Work task:
Write all of the entries again. Keep them exactly as they are.

BEGIN Exercise material

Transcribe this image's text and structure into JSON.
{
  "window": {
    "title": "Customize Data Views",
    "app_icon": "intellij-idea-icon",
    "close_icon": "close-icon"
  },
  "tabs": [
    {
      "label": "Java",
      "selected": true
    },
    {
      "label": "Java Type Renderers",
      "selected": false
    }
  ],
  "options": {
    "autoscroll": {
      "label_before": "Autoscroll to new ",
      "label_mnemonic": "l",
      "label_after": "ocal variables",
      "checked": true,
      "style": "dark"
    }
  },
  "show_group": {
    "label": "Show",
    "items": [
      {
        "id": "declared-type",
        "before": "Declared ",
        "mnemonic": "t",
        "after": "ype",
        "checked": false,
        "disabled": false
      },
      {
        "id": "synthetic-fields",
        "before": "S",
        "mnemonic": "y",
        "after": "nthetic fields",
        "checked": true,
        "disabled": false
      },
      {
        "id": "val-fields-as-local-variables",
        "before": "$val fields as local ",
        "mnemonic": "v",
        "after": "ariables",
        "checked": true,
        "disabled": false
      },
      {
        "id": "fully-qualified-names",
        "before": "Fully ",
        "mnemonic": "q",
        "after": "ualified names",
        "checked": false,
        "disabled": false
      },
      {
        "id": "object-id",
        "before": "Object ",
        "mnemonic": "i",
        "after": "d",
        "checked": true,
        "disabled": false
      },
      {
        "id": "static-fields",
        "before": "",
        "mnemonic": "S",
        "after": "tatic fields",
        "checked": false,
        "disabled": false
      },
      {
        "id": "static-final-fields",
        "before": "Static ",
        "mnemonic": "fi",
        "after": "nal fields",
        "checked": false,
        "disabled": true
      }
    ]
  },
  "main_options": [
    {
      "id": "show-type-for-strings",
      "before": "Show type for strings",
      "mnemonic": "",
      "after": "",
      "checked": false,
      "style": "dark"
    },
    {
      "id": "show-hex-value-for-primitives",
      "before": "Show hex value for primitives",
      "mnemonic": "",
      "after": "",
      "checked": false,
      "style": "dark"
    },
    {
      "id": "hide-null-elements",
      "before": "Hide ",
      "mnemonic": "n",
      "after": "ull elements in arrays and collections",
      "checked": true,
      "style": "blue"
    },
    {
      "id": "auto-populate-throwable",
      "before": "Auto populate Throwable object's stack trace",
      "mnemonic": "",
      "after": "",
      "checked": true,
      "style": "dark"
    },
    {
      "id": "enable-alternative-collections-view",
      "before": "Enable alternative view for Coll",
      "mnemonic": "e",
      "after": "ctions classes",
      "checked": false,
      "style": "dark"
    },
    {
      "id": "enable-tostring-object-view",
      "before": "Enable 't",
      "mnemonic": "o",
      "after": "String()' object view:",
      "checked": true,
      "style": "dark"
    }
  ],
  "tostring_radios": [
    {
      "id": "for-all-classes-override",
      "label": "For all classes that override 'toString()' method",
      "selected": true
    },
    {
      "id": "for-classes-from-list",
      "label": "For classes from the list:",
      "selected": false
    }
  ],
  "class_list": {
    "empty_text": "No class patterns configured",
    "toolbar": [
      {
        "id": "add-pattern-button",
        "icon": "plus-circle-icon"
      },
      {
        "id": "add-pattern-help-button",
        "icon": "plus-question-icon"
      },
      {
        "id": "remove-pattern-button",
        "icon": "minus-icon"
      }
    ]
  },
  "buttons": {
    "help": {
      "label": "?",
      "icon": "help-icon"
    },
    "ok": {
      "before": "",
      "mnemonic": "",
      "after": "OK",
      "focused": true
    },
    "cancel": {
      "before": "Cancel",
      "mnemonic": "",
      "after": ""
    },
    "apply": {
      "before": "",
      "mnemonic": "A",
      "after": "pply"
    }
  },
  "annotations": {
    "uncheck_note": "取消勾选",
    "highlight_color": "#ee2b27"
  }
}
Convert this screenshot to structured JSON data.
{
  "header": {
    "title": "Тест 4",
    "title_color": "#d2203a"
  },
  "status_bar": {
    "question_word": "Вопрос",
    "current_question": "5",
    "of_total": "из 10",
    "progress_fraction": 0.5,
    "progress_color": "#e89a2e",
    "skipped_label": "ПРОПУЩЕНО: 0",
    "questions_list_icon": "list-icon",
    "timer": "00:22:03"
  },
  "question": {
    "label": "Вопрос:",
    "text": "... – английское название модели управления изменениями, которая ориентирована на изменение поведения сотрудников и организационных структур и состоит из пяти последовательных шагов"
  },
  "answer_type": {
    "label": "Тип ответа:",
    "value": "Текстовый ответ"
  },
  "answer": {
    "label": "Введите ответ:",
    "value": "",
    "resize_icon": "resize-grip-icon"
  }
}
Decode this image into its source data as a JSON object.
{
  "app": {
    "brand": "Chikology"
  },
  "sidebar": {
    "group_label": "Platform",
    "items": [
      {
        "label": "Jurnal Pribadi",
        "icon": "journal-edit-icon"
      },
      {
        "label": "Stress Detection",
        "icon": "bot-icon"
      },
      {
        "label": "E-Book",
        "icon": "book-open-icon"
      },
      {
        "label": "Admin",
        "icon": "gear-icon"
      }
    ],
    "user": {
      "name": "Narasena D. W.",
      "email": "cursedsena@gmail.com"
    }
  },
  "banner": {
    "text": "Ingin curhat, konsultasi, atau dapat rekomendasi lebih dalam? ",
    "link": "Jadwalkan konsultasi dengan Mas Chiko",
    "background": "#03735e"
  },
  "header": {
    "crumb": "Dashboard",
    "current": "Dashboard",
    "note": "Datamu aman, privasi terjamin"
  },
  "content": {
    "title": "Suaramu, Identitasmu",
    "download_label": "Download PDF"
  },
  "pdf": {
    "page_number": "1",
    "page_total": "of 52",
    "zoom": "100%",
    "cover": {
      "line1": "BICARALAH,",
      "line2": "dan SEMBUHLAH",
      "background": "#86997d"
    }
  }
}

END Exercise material

Solution for this task:
Transcribe this image's text and structure into JSON.
{
  "window": {
    "title": "Customize Data Views",
    "app_icon": "intellij-idea-icon",
    "close_icon": "close-icon"
  },
  "tabs": [
    {
      "label": "Java",
      "selected": true
    },
    {
      "label": "Java Type Renderers",
      "selected": false
    }
  ],
  "options": {
    "autoscroll": {
      "label_before": "Autoscroll to new ",
      "label_mnemonic": "l",
      "label_after": "ocal variables",
      "checked": true,
      "style": "dark"
    }
  },
  "show_group": {
    "label": "Show",
    "items": [
      {
        "id": "declared-type",
        "before": "Declared ",
        "mnemonic": "t",
        "after": "ype",
        "checked": false,
        "disabled": false
      },
      {
        "id": "synthetic-fields",
        "before": "S",
        "mnemonic": "y",
        "after": "nthetic fields",
        "checked": true,
        "disabled": false
      },
      {
        "id": "val-fields-as-local-variables",
        "before": "$val fields as local ",
        "mnemonic": "v",
        "after": "ariables",
        "checked": true,
        "disabled": false
      },
      {
        "id": "fully-qualified-names",
        "before": "Fully ",
        "mnemonic": "q",
        "after": "ualified names",
        "checked": false,
        "disabled": false
      },
      {
        "id": "object-id",
        "before": "Object ",
        "mnemonic": "i",
        "after": "d",
        "checked": true,
        "disabled": false
      },
      {
        "id": "static-fields",
        "before": "",
        "mnemonic": "S",
        "after": "tatic fields",
        "checked": false,
        "disabled": false
      },
      {
        "id": "static-final-fields",
        "before": "Static ",
        "mnemonic": "fi",
        "after": "nal fields",
        "checked": false,
        "disabled": true
      }
    ]
  },
  "main_options": [
    {
      "id": "show-type-for-strings",
      "before": "Show type for strings",
      "mnemonic": "",
      "after": "",
      "checked": false,
      "style": "dark"
    },
    {
      "id": "show-hex-value-for-primitives",
      "before": "Show hex value for primitives",
      "mnemonic": "",
      "after": "",
      "checked": false,
      "style": "dark"
    },
    {
      "id": "hide-null-elements",
      "before": "Hide ",
      "mnemonic": "n",
      "after": "ull elements in arrays and collections",
      "checked": true,
      "style": "blue"
    },
    {
      "id": "auto-populate-throwable",
      "before": "Auto populate Throwable object's stack trace",
      "mnemonic": "",
      "after": "",
      "checked": true,
      "style": "dark"
    },
    {
      "id": "enable-alternative-collections-view",
      "before": "Enable alternative view for Coll",
      "mnemonic": "e",
      "after": "ctions classes",
      "checked": false,
      "style": "dark"
    },
    {
      "id": "enable-tostring-object-view",
      "before": "Enable 't",
      "mnemonic": "o",
      "after": "String()' object view:",
      "checked": true,
      "style": "dark"
    }
  ],
  "tostring_radios": [
    {
      "id": "for-all-classes-override",
      "label": "For all classes that override 'toString()' method",
      "selected": true
    },
    {
      "id": "for-classes-from-list",
      "label": "For classes from the list:",
      "selected": false
    }
  ],
  "class_list": {
    "empty_text": "No class patterns configured",
    "toolbar": [
      {
        "id": "add-pattern-button",
        "icon": "plus-circle-icon"
      },
      {
        "id": "add-pattern-help-button",
        "icon": "plus-question-icon"
      },
      {
        "id": "remove-pattern-button",
        "icon": "minus-icon"
      }
    ]
  },
  "buttons": {
    "help": {
      "label": "?",
      "icon": "help-icon"
    },
    "ok": {
      "before": "",
      "mnemonic": "",
      "after": "OK",
      "focused": true
    },
    "cancel": {
      "before": "Cancel",
      "mnemonic": "",
      "after": ""
    },
    "apply": {
      "before": "",
      "mnemonic": "A",
      "after": "pply"
    }
  },
  "annotations": {
    "uncheck_note": "取消勾选",
    "highlight_color": "#ee2b27"
  }
}
Convert this screenshot to structured JSON data.
{
  "header": {
    "title": "Тест 4",
    "title_color": "#d2203a"
  },
  "status_bar": {
    "question_word": "Вопрос",
    "current_question": "5",
    "of_total": "из 10",
    "progress_fraction": 0.5,
    "progress_color": "#e89a2e",
    "skipped_label": "ПРОПУЩЕНО: 0",
    "questions_list_icon": "list-icon",
    "timer": "00:22:03"
  },
  "question": {
    "label": "Вопрос:",
    "text": "... – английское название модели управления изменениями, которая ориентирована на изменение поведения сотрудников и организационных структур и состоит из пяти последовательных шагов"
  },
  "answer_type": {
    "label": "Тип ответа:",
    "value": "Текстовый ответ"
  },
  "answer": {
    "label": "Введите ответ:",
    "value": "",
    "resize_icon": "resize-grip-icon"
  }
}
Decode this image into its source data as a JSON object.
{
  "app": {
    "brand": "Chikology"
  },
  "sidebar": {
    "group_label": "Platform",
    "items": [
      {
        "label": "Jurnal Pribadi",
        "icon": "journal-edit-icon"
      },
      {
        "label": "Stress Detection",
        "icon": "bot-icon"
      },
      {
        "label": "E-Book",
        "icon": "book-open-icon"
      },
      {
        "label": "Admin",
        "icon": "gear-icon"
      }
    ],
    "user": {
      "name": "Narasena D. W.",
      "email": "cursedsena@gmail.com"
    }
  },
  "banner": {
    "text": "Ingin curhat, konsultasi, atau dapat rekomendasi lebih dalam? ",
    "link": "Jadwalkan konsultasi dengan Mas Chiko",
    "background": "#03735e"
  },
  "header": {
    "crumb": "Dashboard",
    "current": "Dashboard",
    "note": "Datamu aman, privasi terjamin"
  },
  "content": {
    "title": "Suaramu, Identitasmu",
    "download_label": "Download PDF"
  },
  "pdf": {
    "page_number": "1",
    "page_total": "of 52",
    "zoom": "100%",
    "cover": {
      "line1": "BICARALAH,",
      "line2": "dan SEMBUHLAH",
      "background": "#86997d"
    }
  }
}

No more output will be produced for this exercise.